The American Petroleum Institute will release its estimates of crude and refined stockpiles at the end of last week later today, followed Wednesday by more closely watched figures from the U.S. Department of Energy.
On the New York Mercantile Exchange, WTI crude for December delivery rose 0.34% to $41.88 a barrel.
Overnight, crude futures rose considerably Monday after falling to fresh 10-week lows earlier in the session, as investors reacted to a series of airstrikes from France against the Islamic State in Syria in response to Friday’s terrorist attacks in Paris.
On the Intercontinental Exchange (ICE), Brent crude for January delivery wavered between $43.16 and $45.17 a barrel before closing at $44.59, up 0.13 or 0.29% on the day.
Over the last 30 days of trading, North Brent Sea crude has fallen precipitously amid continuing fears regarding the impact of a glut of oversupply on global markets. Since approaching $51 a barrel on Oct. 16, Brent crude futures have fallen by more than 9%.
In Iraq, output remains near record-highs after surging to an all-time high of 4.1 million barrels per day earlier this summer. At that point, ISIS controlled approximately 10% of the nation’s oil fields, according to CNN. As geopolitical tensions intensify, oil prices generally spike amid stronger demand.
The U.S. Dollar Index, which measures the strength of the greenback against a basket of six other major currencies, jumped more than 0.45% on Monday to an intraday high of 99.40. In U.S. afternoon trading, the index neared last week’s highs when it surged to its strongest level in seven months.

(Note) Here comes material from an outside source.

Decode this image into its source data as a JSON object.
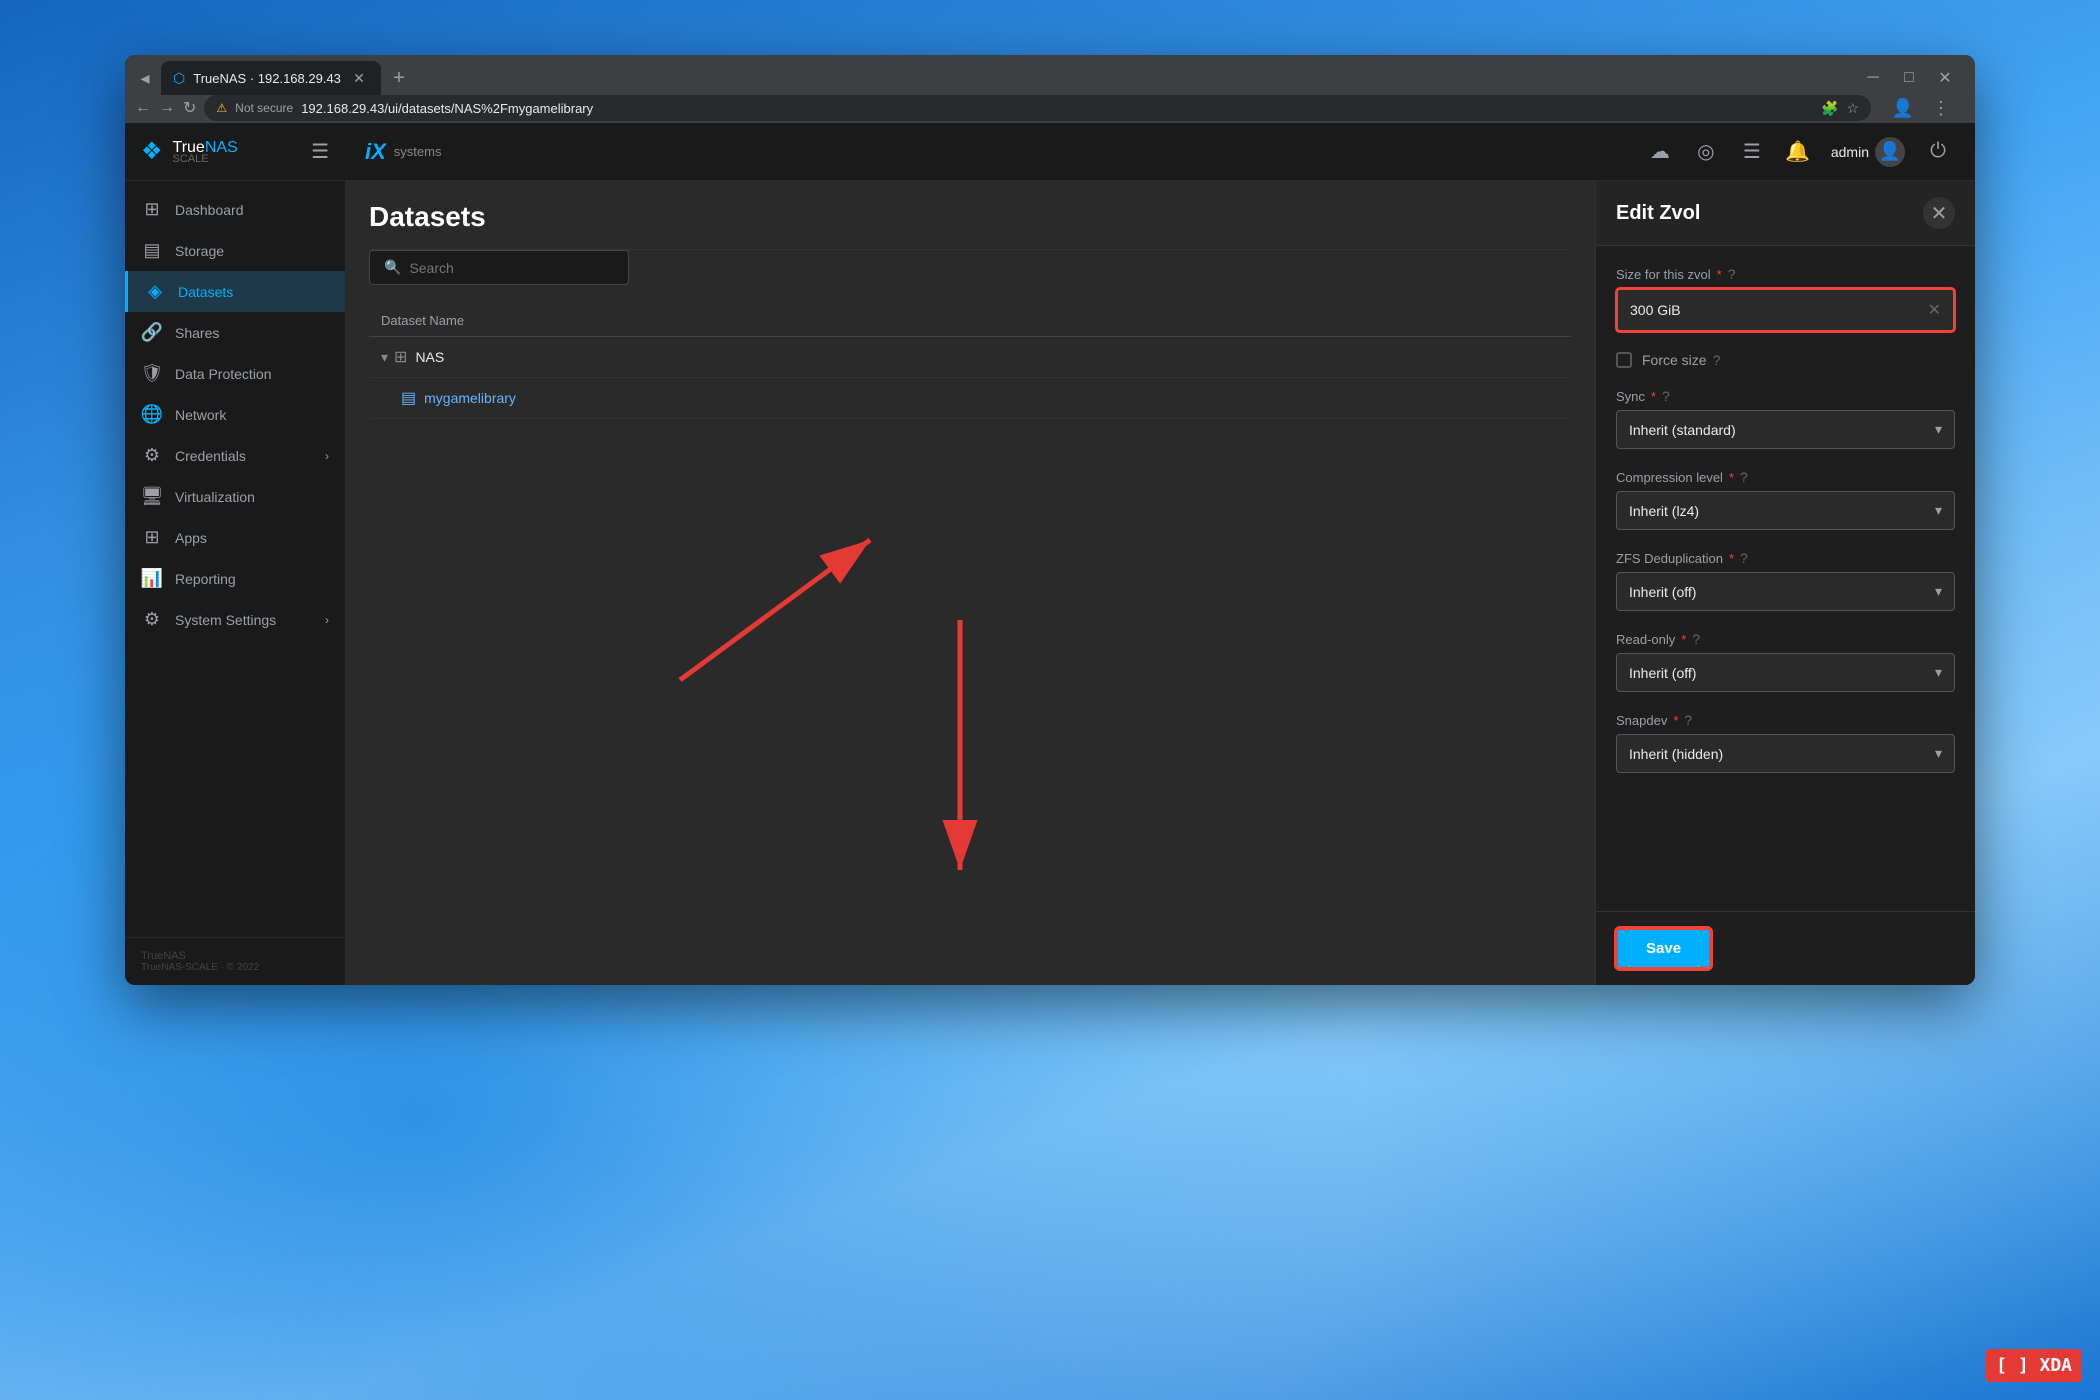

Dollar-denominated commodities such as crude become more expensive for foreign purchasers when the dollar appreciates.